**REQUIREMENT:**
In the entries below, filter for the word "title" and copy every matching line.

• • •

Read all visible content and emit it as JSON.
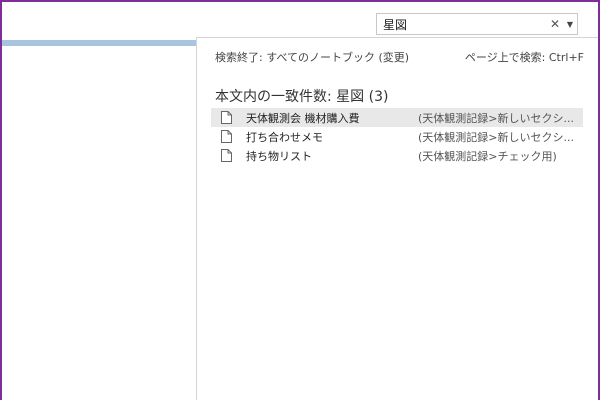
{
  "search": {
    "value": "星図",
    "clear_icon": "close-icon",
    "dropdown_icon": "chevron-down-icon"
  },
  "panel": {
    "scope_label": "検索終了: すべてのノートブック (変更)",
    "page_search_hint": "ページ上で検索: Ctrl+F",
    "results_heading": "本文内の一致件数: 星図 (3)",
    "results": [
      {
        "title": "天体観測会 機材購入費",
        "path": "(天体観測記録>新しいセクシ...",
        "icon": "page-icon",
        "selected": true
      },
      {
        "title": "打ち合わせメモ",
        "path": "(天体観測記録>新しいセクシ...",
        "icon": "page-icon",
        "selected": false
      },
      {
        "title": "持ち物リスト",
        "path": "(天体観測記録>チェック用)",
        "icon": "page-icon",
        "selected": false
      }
    ]
  },
  "colors": {
    "window_border": "#7d2e9a",
    "page_bar": "#a7c4e0",
    "selected_row": "#e8e8e8"
  }
}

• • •

**RESPONSE TO THIS EXERCISE:**
        "title": "天体観測会 機材購入費",
        "title": "打ち合わせメモ",
        "title": "持ち物リスト",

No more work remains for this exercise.